This will be pretty relaxed for kindergarten. We’ll work on learning about our state, then the other 49. We’ll play with globes and world maps. We’ll cook up dishes from other countries, find where they are on the map, and learn a little about their culture. I plan for this area to be relaxed and a lot of fun.
I wish I was fluent in Spanish. I certainly remember bits and pieces from high school (enough to impress a 5 year old), but am in no way able to teach it in any real way. This is a challenge I’ve looked into. There are online language programs for homeschool kids, Rosetta Stone even has a homeschool program, many suggest finding a mentor or sitter that speaks the language, etc. My goal for kindergarten is simply exposure so after a lot of searching and forum reading, I came across Whistlefritz.
It’s a Spanish immersion (the entire show is in Spanish) program for kids that teaches the basics (seasons, home, animals, etc) to children in a fun and engaging way. I bought the Ultimate Collection in Spanish (they also have French) which contains 5 DVDs and 3 CDs. I don’t have any intention of this teaching her to speak Spanish, but I believe the exposure will be good and she is really excited by it!
I intended to share some overall thoughts I have on the school year ahead including what I’m most excited about as well as our extra curricular thoughts (music, soccer, dance, etc). I also have a list of quality books for Hailey and I to read aloud together, but I am going to save all that for a future post.
I am so excited share this journey with you and will be open about our successes and struggles. If I’ve learned anything from my homeschooling friends, it’s to relax, make it fun, and adjust as needed.
Fellow homeschooling moms, what curriculum are you using?
How did you choose it?
There are so many amazing options and I would love to hear others’ thought processes!

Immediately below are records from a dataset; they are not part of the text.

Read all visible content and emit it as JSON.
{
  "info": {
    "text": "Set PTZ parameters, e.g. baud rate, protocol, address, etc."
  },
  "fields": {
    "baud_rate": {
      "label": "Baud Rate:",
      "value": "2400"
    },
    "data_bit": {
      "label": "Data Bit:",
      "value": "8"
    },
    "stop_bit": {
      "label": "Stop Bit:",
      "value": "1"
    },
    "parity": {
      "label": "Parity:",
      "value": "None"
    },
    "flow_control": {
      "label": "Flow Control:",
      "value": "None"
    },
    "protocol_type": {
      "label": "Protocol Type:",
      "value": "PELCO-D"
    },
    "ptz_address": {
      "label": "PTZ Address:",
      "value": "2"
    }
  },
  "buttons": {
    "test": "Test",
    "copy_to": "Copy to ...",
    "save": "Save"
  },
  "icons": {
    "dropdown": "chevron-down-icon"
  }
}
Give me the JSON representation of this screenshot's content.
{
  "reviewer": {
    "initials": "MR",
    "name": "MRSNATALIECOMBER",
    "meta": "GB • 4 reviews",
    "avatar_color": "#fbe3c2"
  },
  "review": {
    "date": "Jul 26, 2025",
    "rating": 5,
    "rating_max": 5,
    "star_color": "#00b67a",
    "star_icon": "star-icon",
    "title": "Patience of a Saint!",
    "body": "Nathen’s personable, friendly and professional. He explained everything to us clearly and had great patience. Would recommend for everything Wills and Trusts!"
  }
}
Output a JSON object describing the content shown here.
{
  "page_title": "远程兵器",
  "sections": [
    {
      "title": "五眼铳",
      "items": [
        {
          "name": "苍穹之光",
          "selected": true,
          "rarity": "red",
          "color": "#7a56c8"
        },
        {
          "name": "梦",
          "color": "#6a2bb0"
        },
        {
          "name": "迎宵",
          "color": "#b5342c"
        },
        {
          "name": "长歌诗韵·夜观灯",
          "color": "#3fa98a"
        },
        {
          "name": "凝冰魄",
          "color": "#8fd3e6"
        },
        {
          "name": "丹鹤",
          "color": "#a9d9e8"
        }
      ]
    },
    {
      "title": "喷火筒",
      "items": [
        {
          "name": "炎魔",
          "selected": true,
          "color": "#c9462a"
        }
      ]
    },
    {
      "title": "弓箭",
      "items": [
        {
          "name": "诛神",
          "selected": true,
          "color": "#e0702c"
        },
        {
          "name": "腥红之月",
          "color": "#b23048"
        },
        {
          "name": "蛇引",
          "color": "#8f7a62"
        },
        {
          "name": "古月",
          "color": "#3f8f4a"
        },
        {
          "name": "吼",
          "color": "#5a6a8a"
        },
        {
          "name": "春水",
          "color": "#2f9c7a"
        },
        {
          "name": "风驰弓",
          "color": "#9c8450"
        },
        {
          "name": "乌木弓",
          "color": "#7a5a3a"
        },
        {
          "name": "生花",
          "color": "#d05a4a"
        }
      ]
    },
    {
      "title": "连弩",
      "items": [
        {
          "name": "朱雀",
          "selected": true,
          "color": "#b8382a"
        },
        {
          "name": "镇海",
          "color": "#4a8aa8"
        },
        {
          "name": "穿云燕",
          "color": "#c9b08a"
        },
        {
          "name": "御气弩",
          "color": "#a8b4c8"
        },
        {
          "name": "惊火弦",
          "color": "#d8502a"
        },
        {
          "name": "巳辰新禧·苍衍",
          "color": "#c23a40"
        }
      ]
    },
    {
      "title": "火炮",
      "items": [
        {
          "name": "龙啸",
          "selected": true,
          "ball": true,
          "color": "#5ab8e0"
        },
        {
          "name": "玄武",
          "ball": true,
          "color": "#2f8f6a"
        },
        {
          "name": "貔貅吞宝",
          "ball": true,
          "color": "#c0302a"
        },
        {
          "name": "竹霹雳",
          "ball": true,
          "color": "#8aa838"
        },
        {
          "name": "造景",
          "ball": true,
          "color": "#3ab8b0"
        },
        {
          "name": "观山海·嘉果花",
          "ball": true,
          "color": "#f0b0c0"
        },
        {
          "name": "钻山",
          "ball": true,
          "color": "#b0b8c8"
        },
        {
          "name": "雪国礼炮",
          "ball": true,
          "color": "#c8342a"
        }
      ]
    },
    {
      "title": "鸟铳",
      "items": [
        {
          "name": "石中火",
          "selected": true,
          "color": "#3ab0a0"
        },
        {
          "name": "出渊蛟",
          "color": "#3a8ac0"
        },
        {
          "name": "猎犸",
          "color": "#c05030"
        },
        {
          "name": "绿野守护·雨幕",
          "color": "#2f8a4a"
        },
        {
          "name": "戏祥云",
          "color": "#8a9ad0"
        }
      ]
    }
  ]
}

If you have any questions about our homeschool curriculum, please ask away and I’ll answer to the best of my ability!